The Muslim rosary has 33 or 99 beads. When there are 99, they are frequently divided into three groups, usually by an additional "counter" bead placed after the 33rd and the 66th bead. Its function is to give the reciter a way of keeping track of the number of recitations said and to allow two rest pauses to be taken in one total round of recitations. This marker can be considered equivalent to the round mark or dot (ayat) in a Qur'an text, where a reader may optionally pause. The two extra counter beads are usually larger than the others, of a different material or color to give them distinction. When a shorter strand of 33 beads is used, the entire set is counted three times to arrive at the required total of 99.

At what may be considered the beginning or end of the rosary is often placed an elongated cylindrical bead made with a baluster-like profile. This is called the pillar (in Arabic, situn or rukn) or leader (imam). Also pierced through like a bead, it is threaded with the rest, and at its bottom there usually hangs a tassel (jhabba) of black or brightly colored silk, metallic silver, or gold thread, at times mixed with the colored yarn, and tied by a stringer and tassel maker (H: patu'a) with an artistic knot.
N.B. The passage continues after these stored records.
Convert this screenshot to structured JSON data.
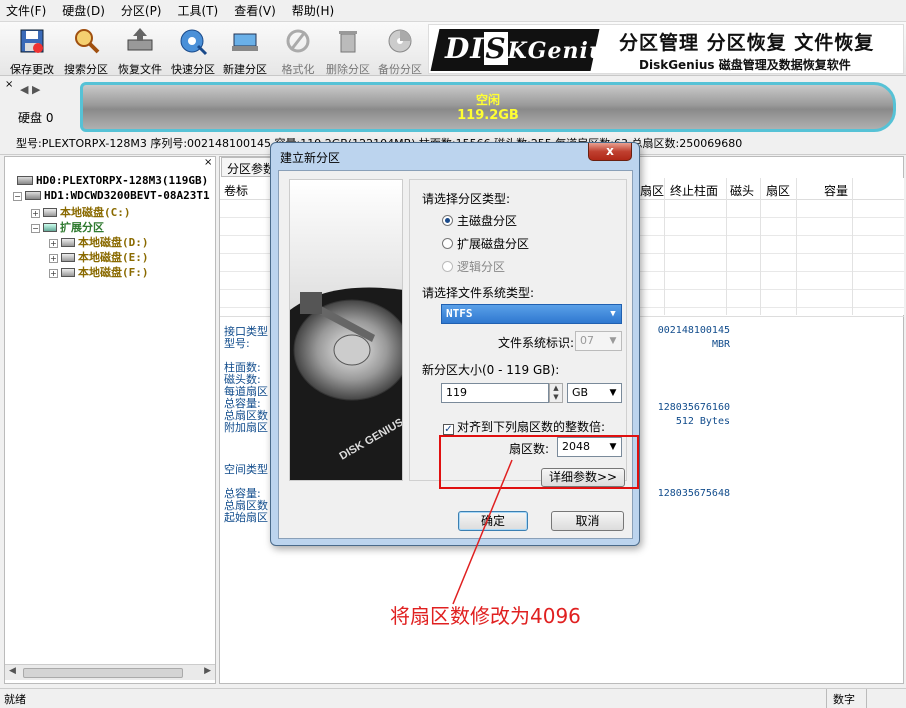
{
  "menu": [
    "文件(F)",
    "硬盘(D)",
    "分区(P)",
    "工具(T)",
    "查看(V)",
    "帮助(H)"
  ],
  "toolbar": {
    "save": "保存更改",
    "search": "搜索分区",
    "recover": "恢复文件",
    "quick": "快速分区",
    "new": "新建分区",
    "format": "格式化",
    "delete": "删除分区",
    "backup": "备份分区"
  },
  "banner": {
    "logo_a": "DI",
    "logo_b": "S",
    "logo_c": "KGenius",
    "line1": "分区管理 分区恢复 文件恢复",
    "line2": "DiskGenius 磁盘管理及数据恢复软件"
  },
  "diskstrip": {
    "close": "×",
    "nav": "◀ ▶",
    "disk_label": "硬盘 0",
    "bar_l1": "空闲",
    "bar_l2": "119.2GB"
  },
  "diskinfo": "型号:PLEXTORPX-128M3  序列号:002148100145  容量:119.2GB(122104MB)  柱面数:15566  磁头数:255  每道扇区数:63  总扇区数:250069680",
  "tree": {
    "close": "×",
    "items": [
      "HD0:PLEXTORPX-128M3(119GB)",
      "HD1:WDCWD3200BEVT-08A23T1",
      "本地磁盘(C:)",
      "扩展分区",
      "本地磁盘(D:)",
      "本地磁盘(E:)",
      "本地磁盘(F:)"
    ]
  },
  "right": {
    "tab": "分区参数",
    "col_label": "卷标",
    "cols": [
      "扇区",
      "终止柱面",
      "磁头",
      "扇区",
      "容量"
    ],
    "props1": [
      "接口类型",
      "型号:"
    ],
    "props2": [
      "柱面数:",
      "磁头数:",
      "每道扇区",
      "总容量:",
      "总扇区数",
      "附加扇区"
    ],
    "props3": "空间类型",
    "props4": [
      "总容量:",
      "总扇区数",
      "起始扇区"
    ],
    "val1": "002148100145",
    "val2": "MBR",
    "val3": "128035676160",
    "val4": "512 Bytes",
    "val5": "128035675648"
  },
  "dialog": {
    "title": "建立新分区",
    "close": "x",
    "img_text": "DISK GENIUS",
    "type_label": "请选择分区类型:",
    "radio_primary": "主磁盘分区",
    "radio_extended": "扩展磁盘分区",
    "radio_logical": "逻辑分区",
    "fs_label": "请选择文件系统类型:",
    "fs_value": "NTFS",
    "fsid_label": "文件系统标识:",
    "fsid_value": "07",
    "size_label": "新分区大小(0 - 119 GB):",
    "size_value": "119",
    "size_unit": "GB",
    "align_label": "对齐到下列扇区数的整数倍:",
    "sector_label": "扇区数:",
    "sector_value": "2048",
    "detail_button": "详细参数>>",
    "ok": "确定",
    "cancel": "取消"
  },
  "annotation": "将扇区数修改为4096",
  "status": {
    "left": "就绪",
    "num": "数字"
  },
  "colors": {
    "accent_red": "#e02020",
    "disk_border": "#56c2d6",
    "free_text": "#ffff33"
  }
}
Tassels are said to repel the evil eye, which is believed to dislike tassels and fringes.

The 99 beads represent the 99 beautiful names and attributes of God, Asma'u'llah (Qur'an, Surah vii 179). Muhammad said, "Verily there are 99 names of God and whoever recites them shall enter into Paradise" (Mishkat, Book cxi). Also commonly recited are 100 repetitions of the Tasbih: "O Holy God" (Subhaha'llah); the Tahmid: "Praises be God" (Alhamdu l'illahi); or the Takbir: "God is Great" (Allahu akbar).

When reciting the 99 names of God, the 100th "ineffable name of God: Allah," is said either first when starting at the pillar, or last on finally arriving at the pillar.
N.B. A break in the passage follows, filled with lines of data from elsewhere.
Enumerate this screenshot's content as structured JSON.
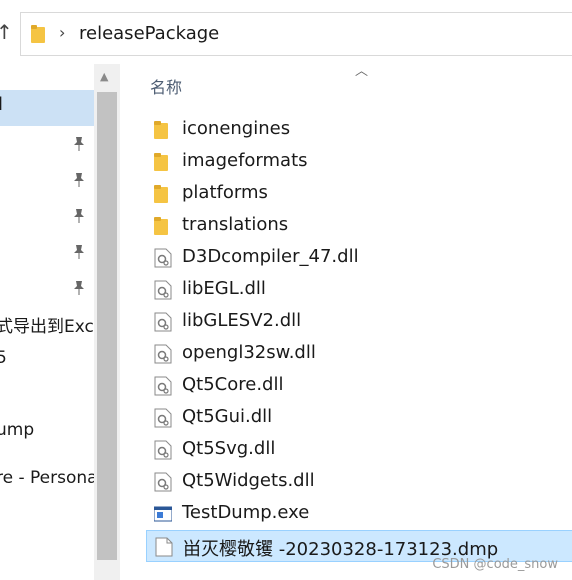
{
  "address": {
    "path": "releasePackage"
  },
  "nav": {
    "selected_fragment": "l",
    "items": [
      {
        "label": ""
      },
      {
        "label": ""
      },
      {
        "label": ""
      },
      {
        "label": ""
      },
      {
        "label": ""
      },
      {
        "label": "式导出到Exc"
      },
      {
        "label": "5"
      },
      {
        "label": "ump"
      },
      {
        "label": "re - Persona"
      }
    ]
  },
  "list": {
    "header": "名称",
    "files": [
      {
        "name": "iconengines",
        "type": "folder"
      },
      {
        "name": "imageformats",
        "type": "folder"
      },
      {
        "name": "platforms",
        "type": "folder"
      },
      {
        "name": "translations",
        "type": "folder"
      },
      {
        "name": "D3Dcompiler_47.dll",
        "type": "dll"
      },
      {
        "name": "libEGL.dll",
        "type": "dll"
      },
      {
        "name": "libGLESV2.dll",
        "type": "dll"
      },
      {
        "name": "opengl32sw.dll",
        "type": "dll"
      },
      {
        "name": "Qt5Core.dll",
        "type": "dll"
      },
      {
        "name": "Qt5Gui.dll",
        "type": "dll"
      },
      {
        "name": "Qt5Svg.dll",
        "type": "dll"
      },
      {
        "name": "Qt5Widgets.dll",
        "type": "dll"
      },
      {
        "name": "TestDump.exe",
        "type": "exe"
      },
      {
        "name": "畄灭樱敬䦆 -20230328-173123.dmp",
        "type": "file",
        "selected": true
      }
    ]
  },
  "watermark": "CSDN @code_snow"
}
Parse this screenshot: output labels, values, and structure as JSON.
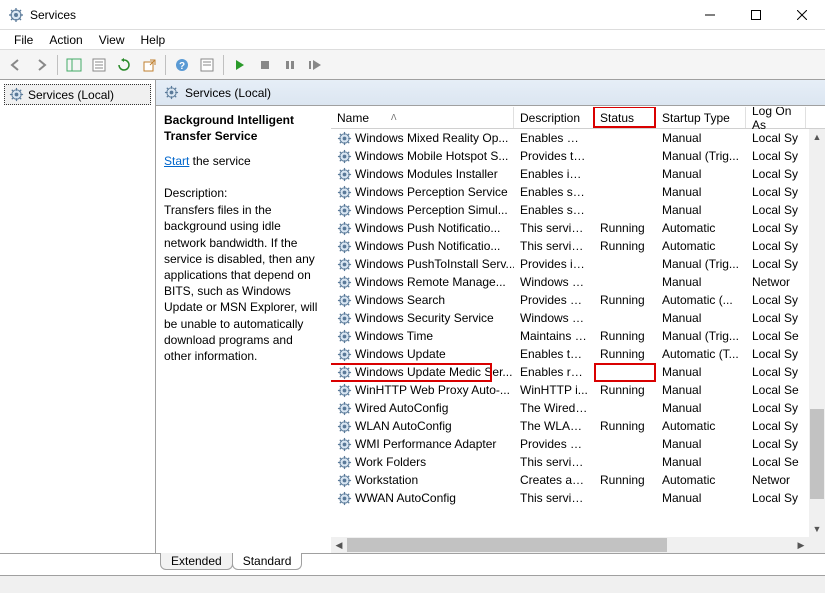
{
  "window": {
    "title": "Services"
  },
  "menu": {
    "items": [
      "File",
      "Action",
      "View",
      "Help"
    ]
  },
  "leftPane": {
    "label": "Services (Local)"
  },
  "paneHeader": {
    "label": "Services (Local)"
  },
  "detail": {
    "selectedName": "Background Intelligent Transfer Service",
    "actionPrefix": "Start",
    "actionSuffix": " the service",
    "descLabel": "Description:",
    "description": "Transfers files in the background using idle network bandwidth. If the service is disabled, then any applications that depend on BITS, such as Windows Update or MSN Explorer, will be unable to automatically download programs and other information."
  },
  "columns": {
    "name": "Name",
    "description": "Description",
    "status": "Status",
    "startupType": "Startup Type",
    "logOnAs": "Log On As"
  },
  "tabs": {
    "extended": "Extended",
    "standard": "Standard"
  },
  "services": [
    {
      "name": "Windows Mixed Reality Op...",
      "desc": "Enables Mix...",
      "status": "",
      "startup": "Manual",
      "logon": "Local Sy"
    },
    {
      "name": "Windows Mobile Hotspot S...",
      "desc": "Provides th...",
      "status": "",
      "startup": "Manual (Trig...",
      "logon": "Local Sy"
    },
    {
      "name": "Windows Modules Installer",
      "desc": "Enables inst...",
      "status": "",
      "startup": "Manual",
      "logon": "Local Sy"
    },
    {
      "name": "Windows Perception Service",
      "desc": "Enables spa...",
      "status": "",
      "startup": "Manual",
      "logon": "Local Sy"
    },
    {
      "name": "Windows Perception Simul...",
      "desc": "Enables spa...",
      "status": "",
      "startup": "Manual",
      "logon": "Local Sy"
    },
    {
      "name": "Windows Push Notificatio...",
      "desc": "This service ...",
      "status": "Running",
      "startup": "Automatic",
      "logon": "Local Sy"
    },
    {
      "name": "Windows Push Notificatio...",
      "desc": "This service ...",
      "status": "Running",
      "startup": "Automatic",
      "logon": "Local Sy"
    },
    {
      "name": "Windows PushToInstall Serv...",
      "desc": "Provides inf...",
      "status": "",
      "startup": "Manual (Trig...",
      "logon": "Local Sy"
    },
    {
      "name": "Windows Remote Manage...",
      "desc": "Windows R...",
      "status": "",
      "startup": "Manual",
      "logon": "Networ"
    },
    {
      "name": "Windows Search",
      "desc": "Provides co...",
      "status": "Running",
      "startup": "Automatic (...",
      "logon": "Local Sy"
    },
    {
      "name": "Windows Security Service",
      "desc": "Windows Se...",
      "status": "",
      "startup": "Manual",
      "logon": "Local Sy"
    },
    {
      "name": "Windows Time",
      "desc": "Maintains d...",
      "status": "Running",
      "startup": "Manual (Trig...",
      "logon": "Local Se"
    },
    {
      "name": "Windows Update",
      "desc": "Enables the ...",
      "status": "Running",
      "startup": "Automatic (T...",
      "logon": "Local Sy"
    },
    {
      "name": "Windows Update Medic Ser...",
      "desc": "Enables rem...",
      "status": "",
      "startup": "Manual",
      "logon": "Local Sy"
    },
    {
      "name": "WinHTTP Web Proxy Auto-...",
      "desc": "WinHTTP i...",
      "status": "Running",
      "startup": "Manual",
      "logon": "Local Se"
    },
    {
      "name": "Wired AutoConfig",
      "desc": "The Wired A...",
      "status": "",
      "startup": "Manual",
      "logon": "Local Sy"
    },
    {
      "name": "WLAN AutoConfig",
      "desc": "The WLANS...",
      "status": "Running",
      "startup": "Automatic",
      "logon": "Local Sy"
    },
    {
      "name": "WMI Performance Adapter",
      "desc": "Provides pe...",
      "status": "",
      "startup": "Manual",
      "logon": "Local Sy"
    },
    {
      "name": "Work Folders",
      "desc": "This service ...",
      "status": "",
      "startup": "Manual",
      "logon": "Local Se"
    },
    {
      "name": "Workstation",
      "desc": "Creates and...",
      "status": "Running",
      "startup": "Automatic",
      "logon": "Networ"
    },
    {
      "name": "WWAN AutoConfig",
      "desc": "This service ...",
      "status": "",
      "startup": "Manual",
      "logon": "Local Sy"
    }
  ]
}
Muslim rosaries are made of beads from a variety of materials in uniform size; their forms can be round, oval, melon, or gadrooned. The choice of material depends on the owner's relative wealth.

Siah rosaries are sometimes made of earth from the Karbela at Meshed and are acquired upon performing the Hajj pilgrimage to Mecca. Seeds, bone, and ivory are also used. Wooden beads are used by all Muslim sects. Rosaries of sandalwood (Santalum album) are sold in large numbers to Muslim pilgrims who go Ajmer in Rajasthan to visit the famous shrine of Khwaja Saheb, a Muslim saint. They are used whenever a customary religious duty (wazifa) is performed. More expensive are rosaries of coral, amber, and hardstone beads such as carnelian (a favorite), lapis lazuli, and rock crystal. Sunni rosaries are usually a dark-colored stone.
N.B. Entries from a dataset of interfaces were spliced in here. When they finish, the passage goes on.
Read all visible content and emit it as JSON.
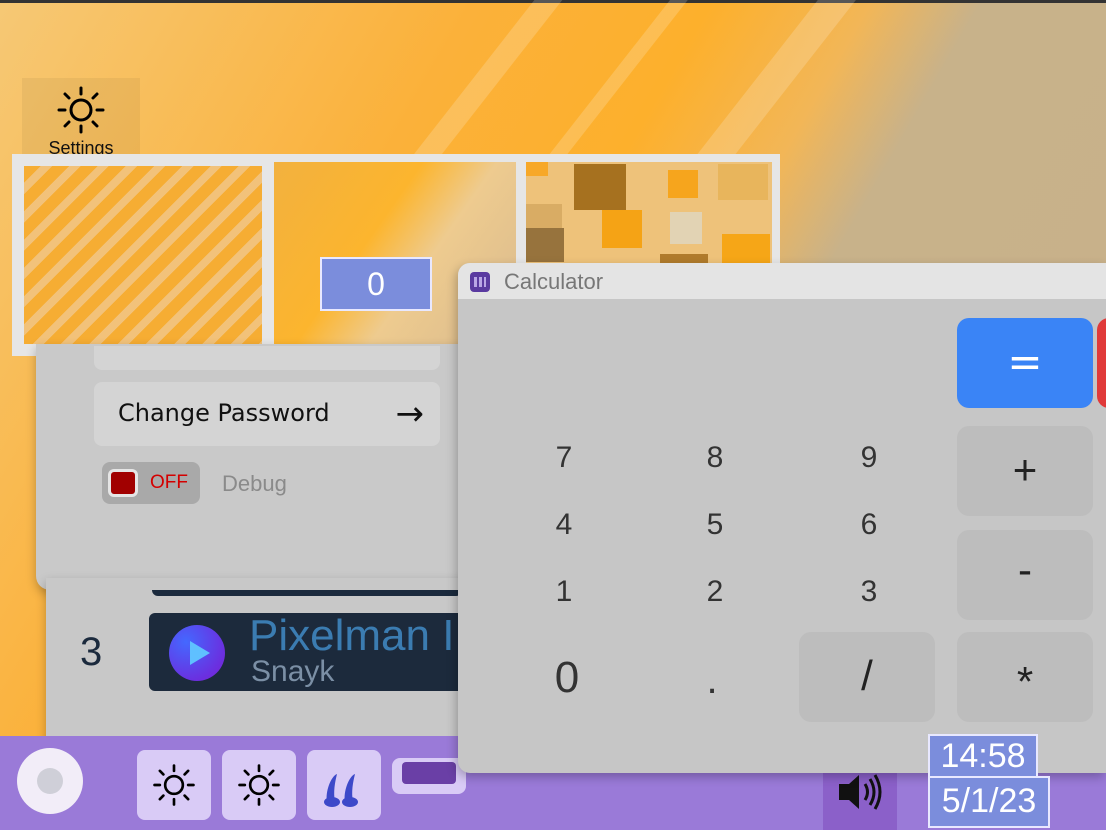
{
  "desktop": {
    "icons": [
      {
        "label": "Settings",
        "icon": "sun-gear-icon"
      }
    ]
  },
  "wallpaper_picker": {
    "counter": "0"
  },
  "settings_window": {
    "change_password_label": "Change Password",
    "change_password_arrow": "→",
    "debug_toggle_state": "OFF",
    "debug_label": "Debug"
  },
  "music_window": {
    "track_number": "3",
    "track_title": "Pixelman I",
    "track_artist": "Snayk"
  },
  "calculator": {
    "title": "Calculator",
    "keys": {
      "equals": "=",
      "plus": "+",
      "minus": "-",
      "multiply": "*",
      "divide": "/",
      "decimal": ".",
      "zero": "0",
      "one": "1",
      "two": "2",
      "three": "3",
      "four": "4",
      "five": "5",
      "six": "6",
      "seven": "7",
      "eight": "8",
      "nine": "9"
    },
    "colors": {
      "equals": "#3a84f6",
      "clear": "#e03a3a"
    }
  },
  "taskbar": {
    "apps": [
      "sun-gear-icon",
      "sun-gear-icon",
      "music-notes-icon",
      "calculator-icon"
    ],
    "time": "14:58",
    "date": "5/1/23",
    "color": "#9a7ad8"
  }
}
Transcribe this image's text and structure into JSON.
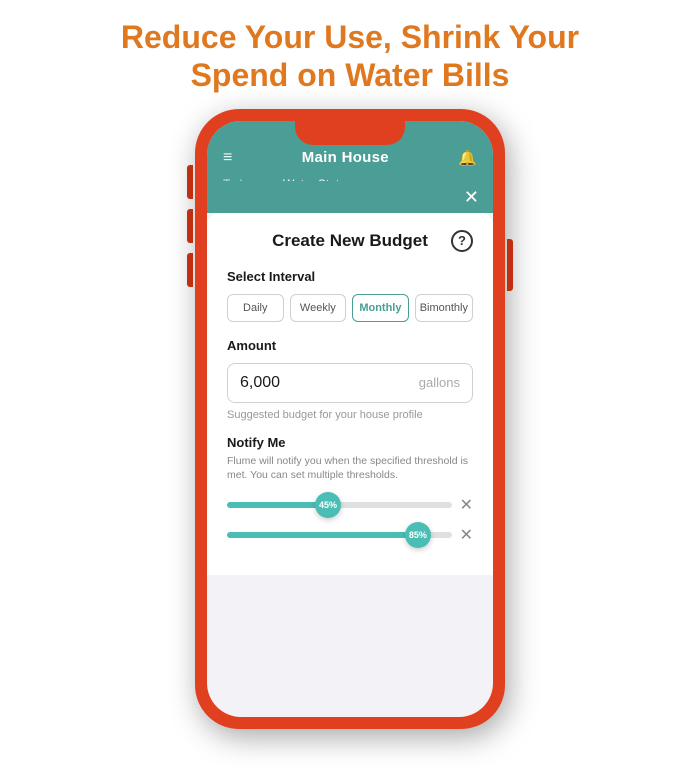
{
  "headline": {
    "line1": "Reduce Your Use, Shrink Your",
    "line2": "Spend on Water Bills"
  },
  "app": {
    "title": "Main House",
    "tabs": [
      {
        "label": "Today",
        "active": false
      },
      {
        "label": "Water Status",
        "active": true
      }
    ],
    "close_button": "✕"
  },
  "modal": {
    "title": "Create New Budget",
    "help_label": "?",
    "interval_label": "Select Interval",
    "intervals": [
      {
        "label": "Daily",
        "active": false
      },
      {
        "label": "Weekly",
        "active": false
      },
      {
        "label": "Monthly",
        "active": true
      },
      {
        "label": "Bimonthly",
        "active": false
      }
    ],
    "amount_label": "Amount",
    "amount_value": "6,000",
    "amount_unit": "gallons",
    "suggested_text": "Suggested budget for your house profile",
    "notify_title": "Notify Me",
    "notify_desc": "Flume will notify you when the specified threshold is met. You can set multiple thresholds.",
    "sliders": [
      {
        "value": 45,
        "label": "45%"
      },
      {
        "value": 85,
        "label": "85%"
      }
    ]
  },
  "icons": {
    "hamburger": "≡",
    "bell": "🔔",
    "close": "✕"
  }
}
In Mughal times, and frequently mentioned in the various accounts of the lives of the Mughal emperors, rosaries of pearls, rubies, emeralds, or sapphires were used and often given as gifts of favor. Today inexpensive plastic beads are common, frequently of a yellow color that simulates amber or of black to imitate black coral; beads of colored glass suggest a particular semiprecious stone. Very special are the rosaries carried by some Muslim mendicants (fakirs), which are made of snake vertebrae, a sign that they know a charm to cure snakebites.

Muslim Rosary » Rosaries of India » Traditional Jewelry of India
Oppi Untracht (2008) Thames & Hudson, Inc.

Traditional Jewelry of India

Rosaries of India featured in Traditional Jewelry of India

The result of more than thirty-five years of research into every conceivable aspect of the subject, this survey is the first comprehensive presentation of one of the greatest of all the world's jewelry traditions. Its strengths lie not merely in a sumptuous visual display and the documentation of hundreds of pieces but also in the extent to which it shows the intimate relationship between the jewelry and the lives of people of India. Alongside form and technique, the influence of myth, religion, social structure, economics and politics illuminate the context in which jewelry of exquisite beauty and great originality has been created.

More than five thousand years of personal ornament are explored in a story that encompasses every area of this complex country, ranging from urban settings to  isolated ethnic communities. Beginning with Paleolithic body ornaments, Oppi Untracht then identifies the emergence of major traditional forms, such as amulets, rosaries, marriage ornaments, temple jewelry, theatrical jewelry and adornment for animals. Major themes—the goldsmith tradition, the use of gemstones, the design innovations that originated under the Mughals and the cross-cultural influences in jewelry design between India and the West—are also defined and illustrated.

More than 800 illustrations are drawn from sources all over the world. Photographs of individual ornaments are juxtaposed with others showing how pieces are made, who wears them and on what occasions. Numerous line drawings depict traditional design forms and techniques. Complete with a comprehensive bibliography and an invaluable list of comparative vernacular terms for Indian jewelers' tools and materials, this encyclopedic and beautiful volume will be essential for anyone interested in jewelry, ornament or the rich cultural heritage of India.